◆ Extracted information

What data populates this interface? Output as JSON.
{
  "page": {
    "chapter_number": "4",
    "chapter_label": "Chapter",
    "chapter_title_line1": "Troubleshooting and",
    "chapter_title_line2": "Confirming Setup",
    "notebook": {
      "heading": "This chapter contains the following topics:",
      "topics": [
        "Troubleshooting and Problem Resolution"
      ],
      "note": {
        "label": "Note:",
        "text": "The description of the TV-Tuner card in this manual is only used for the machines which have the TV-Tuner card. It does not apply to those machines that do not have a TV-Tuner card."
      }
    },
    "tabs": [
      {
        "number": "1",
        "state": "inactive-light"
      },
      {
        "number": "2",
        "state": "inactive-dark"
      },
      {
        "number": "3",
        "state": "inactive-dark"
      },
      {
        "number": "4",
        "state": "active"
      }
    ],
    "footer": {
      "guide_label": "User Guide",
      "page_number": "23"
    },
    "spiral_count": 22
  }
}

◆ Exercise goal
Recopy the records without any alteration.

◆ Output for this exercise
What data populates this interface? Output as JSON.
{
  "page": {
    "chapter_number": "4",
    "chapter_label": "Chapter",
    "chapter_title_line1": "Troubleshooting and",
    "chapter_title_line2": "Confirming Setup",
    "notebook": {
      "heading": "This chapter contains the following topics:",
      "topics": [
        "Troubleshooting and Problem Resolution"
      ],
      "note": {
        "label": "Note:",
        "text": "The description of the TV-Tuner card in this manual is only used for the machines which have the TV-Tuner card. It does not apply to those machines that do not have a TV-Tuner card."
      }
    },
    "tabs": [
      {
        "number": "1",
        "state": "inactive-light"
      },
      {
        "number": "2",
        "state": "inactive-dark"
      },
      {
        "number": "3",
        "state": "inactive-dark"
      },
      {
        "number": "4",
        "state": "active"
      }
    ],
    "footer": {
      "guide_label": "User Guide",
      "page_number": "23"
    },
    "spiral_count": 22
  }
}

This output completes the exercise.